• [EXERCISE]:
Leave every picture out, and write out the remaining entries exactly.

(Component data from apps and pages)

----------------

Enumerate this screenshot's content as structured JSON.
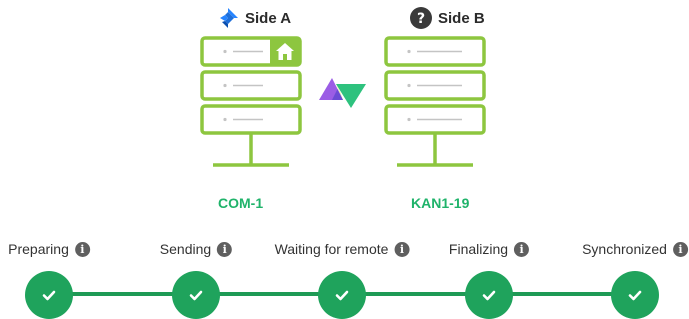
{
  "side_a": {
    "title": "Side A",
    "icon": "jira-logo-icon",
    "issue_key": "COM-1",
    "has_home_badge": true
  },
  "side_b": {
    "title": "Side B",
    "icon": "question-mark-icon",
    "issue_key": "KAN1-19"
  },
  "colors": {
    "server_outline": "#8dc63f",
    "issue_key": "#1fb36a",
    "step_complete": "#1fa35c",
    "progress_line": "#1e9a55"
  },
  "steps": [
    {
      "label": "Preparing",
      "status": "complete"
    },
    {
      "label": "Sending",
      "status": "complete"
    },
    {
      "label": "Waiting for remote",
      "status": "complete"
    },
    {
      "label": "Finalizing",
      "status": "complete"
    },
    {
      "label": "Synchronized",
      "status": "complete"
    }
  ]
}
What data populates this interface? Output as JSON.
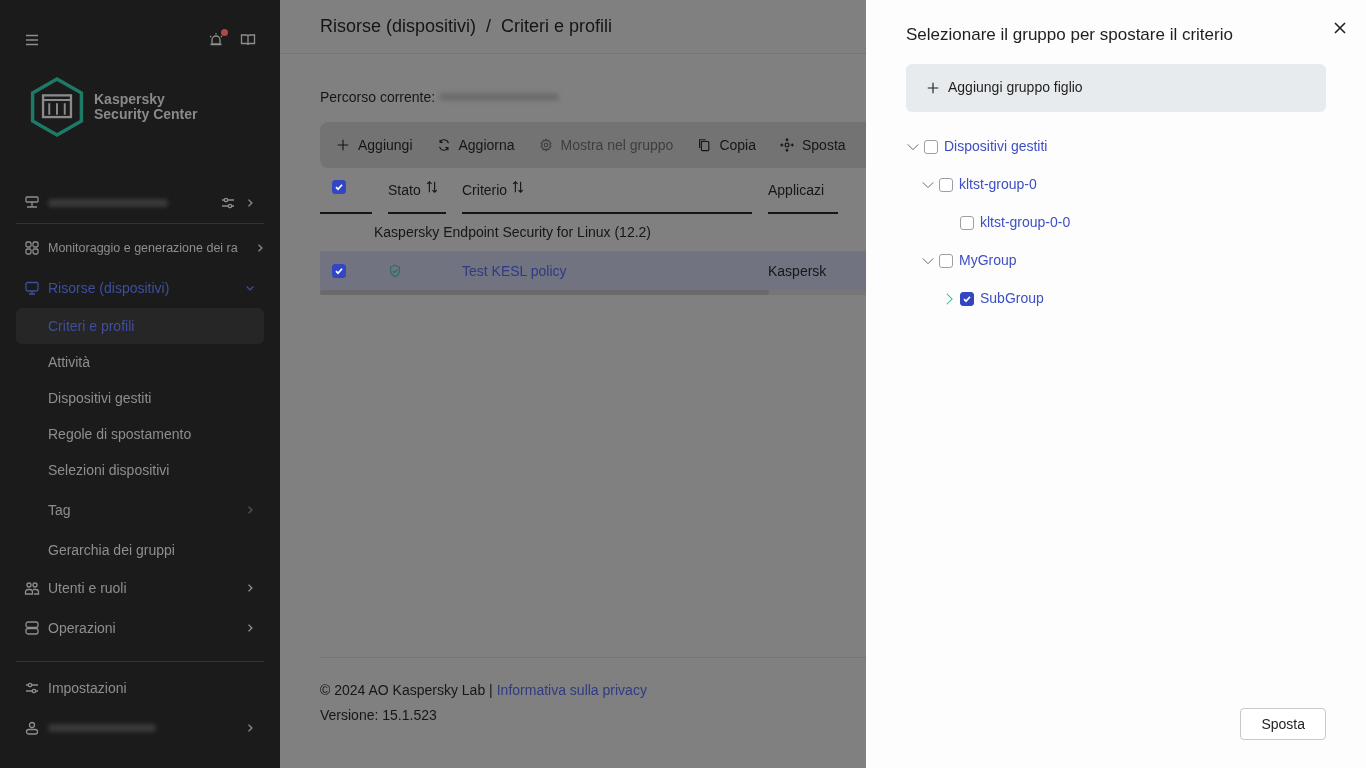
{
  "sidebar": {
    "product": {
      "line1": "Kaspersky",
      "line2": "Security Center"
    },
    "notifications": {
      "unread": true
    },
    "items": [
      {
        "label": "Monitoraggio e generazione dei ra",
        "selected": false,
        "expanded": false
      },
      {
        "label": "Risorse (dispositivi)",
        "selected": true,
        "expanded": true,
        "children": [
          {
            "label": "Criteri e profili",
            "selected": true
          },
          {
            "label": "Attività",
            "selected": false
          },
          {
            "label": "Dispositivi gestiti",
            "selected": false
          },
          {
            "label": "Regole di spostamento",
            "selected": false
          },
          {
            "label": "Selezioni dispositivi",
            "selected": false
          },
          {
            "label": "Tag",
            "selected": false,
            "has_submenu": true
          },
          {
            "label": "Gerarchia dei gruppi",
            "selected": false
          }
        ]
      },
      {
        "label": "Utenti e ruoli",
        "selected": false,
        "expanded": false
      },
      {
        "label": "Operazioni",
        "selected": false,
        "expanded": false
      }
    ],
    "settings": "Impostazioni"
  },
  "breadcrumb": [
    "Risorse (dispositivi)",
    "/",
    "Criteri e profili"
  ],
  "current_path_label": "Percorso corrente:",
  "toolbar": [
    {
      "label": "Aggiungi",
      "disabled": false
    },
    {
      "label": "Aggiorna",
      "disabled": false
    },
    {
      "label": "Mostra nel gruppo",
      "disabled": true
    },
    {
      "label": "Copia",
      "disabled": false
    },
    {
      "label": "Sposta",
      "disabled": false
    }
  ],
  "table": {
    "all_checked": true,
    "columns": [
      "Stato",
      "Criterio",
      "Applicazi"
    ],
    "group": "Kaspersky Endpoint Security for Linux (12.2)",
    "rows": [
      {
        "checked": true,
        "selected": true,
        "name": "Test KESL policy",
        "column_3": "Kaspersk"
      }
    ]
  },
  "footer": {
    "copyright": "© 2024 AO Kaspersky Lab |",
    "privacy": "Informativa sulla privacy",
    "version": "Versione: 15.1.523"
  },
  "panel": {
    "title": "Selezionare il gruppo per spostare il criterio",
    "add_button": "Aggiungi gruppo figlio",
    "tree": [
      {
        "label": "Dispositivi gestiti",
        "checked": false,
        "expanded": true,
        "children": [
          {
            "label": "kltst-group-0",
            "checked": false,
            "expanded": true,
            "children": [
              {
                "label": "kltst-group-0-0",
                "checked": false
              }
            ]
          },
          {
            "label": "MyGroup",
            "checked": false,
            "expanded": true,
            "children": [
              {
                "label": "SubGroup",
                "checked": true,
                "expanded": false
              }
            ]
          }
        ]
      }
    ],
    "submit": "Sposta"
  }
}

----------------

• [TASK RESULT]:
Enumerate this screenshot's content as structured JSON.
{
  "side_a": {
    "title": "Side A",
    "icon": "jira-logo-icon",
    "issue_key": "COM-1",
    "has_home_badge": true
  },
  "side_b": {
    "title": "Side B",
    "icon": "question-mark-icon",
    "issue_key": "KAN1-19"
  },
  "colors": {
    "server_outline": "#8dc63f",
    "issue_key": "#1fb36a",
    "step_complete": "#1fa35c",
    "progress_line": "#1e9a55"
  },
  "steps": [
    {
      "label": "Preparing",
      "status": "complete"
    },
    {
      "label": "Sending",
      "status": "complete"
    },
    {
      "label": "Waiting for remote",
      "status": "complete"
    },
    {
      "label": "Finalizing",
      "status": "complete"
    },
    {
      "label": "Synchronized",
      "status": "complete"
    }
  ]
}
What data populates this interface? Output as JSON.
{
  "sidebar": {
    "product": {
      "line1": "Kaspersky",
      "line2": "Security Center"
    },
    "notifications": {
      "unread": true
    },
    "items": [
      {
        "label": "Monitoraggio e generazione dei ra",
        "selected": false,
        "expanded": false
      },
      {
        "label": "Risorse (dispositivi)",
        "selected": true,
        "expanded": true,
        "children": [
          {
            "label": "Criteri e profili",
            "selected": true
          },
          {
            "label": "Attività",
            "selected": false
          },
          {
            "label": "Dispositivi gestiti",
            "selected": false
          },
          {
            "label": "Regole di spostamento",
            "selected": false
          },
          {
            "label": "Selezioni dispositivi",
            "selected": false
          },
          {
            "label": "Tag",
            "selected": false,
            "has_submenu": true
          },
          {
            "label": "Gerarchia dei gruppi",
            "selected": false
          }
        ]
      },
      {
        "label": "Utenti e ruoli",
        "selected": false,
        "expanded": false
      },
      {
        "label": "Operazioni",
        "selected": false,
        "expanded": false
      }
    ],
    "settings": "Impostazioni"
  },
  "breadcrumb": [
    "Risorse (dispositivi)",
    "/",
    "Criteri e profili"
  ],
  "current_path_label": "Percorso corrente:",
  "toolbar": [
    {
      "label": "Aggiungi",
      "disabled": false
    },
    {
      "label": "Aggiorna",
      "disabled": false
    },
    {
      "label": "Mostra nel gruppo",
      "disabled": true
    },
    {
      "label": "Copia",
      "disabled": false
    },
    {
      "label": "Sposta",
      "disabled": false
    }
  ],
  "table": {
    "all_checked": true,
    "columns": [
      "Stato",
      "Criterio",
      "Applicazi"
    ],
    "group": "Kaspersky Endpoint Security for Linux (12.2)",
    "rows": [
      {
        "checked": true,
        "selected": true,
        "name": "Test KESL policy",
        "column_3": "Kaspersk"
      }
    ]
  },
  "footer": {
    "copyright": "© 2024 AO Kaspersky Lab |",
    "privacy": "Informativa sulla privacy",
    "version": "Versione: 15.1.523"
  },
  "panel": {
    "title": "Selezionare il gruppo per spostare il criterio",
    "add_button": "Aggiungi gruppo figlio",
    "tree": [
      {
        "label": "Dispositivi gestiti",
        "checked": false,
        "expanded": true,
        "children": [
          {
            "label": "kltst-group-0",
            "checked": false,
            "expanded": true,
            "children": [
              {
                "label": "kltst-group-0-0",
                "checked": false
              }
            ]
          },
          {
            "label": "MyGroup",
            "checked": false,
            "expanded": true,
            "children": [
              {
                "label": "SubGroup",
                "checked": true,
                "expanded": false
              }
            ]
          }
        ]
      }
    ],
    "submit": "Sposta"
  }
}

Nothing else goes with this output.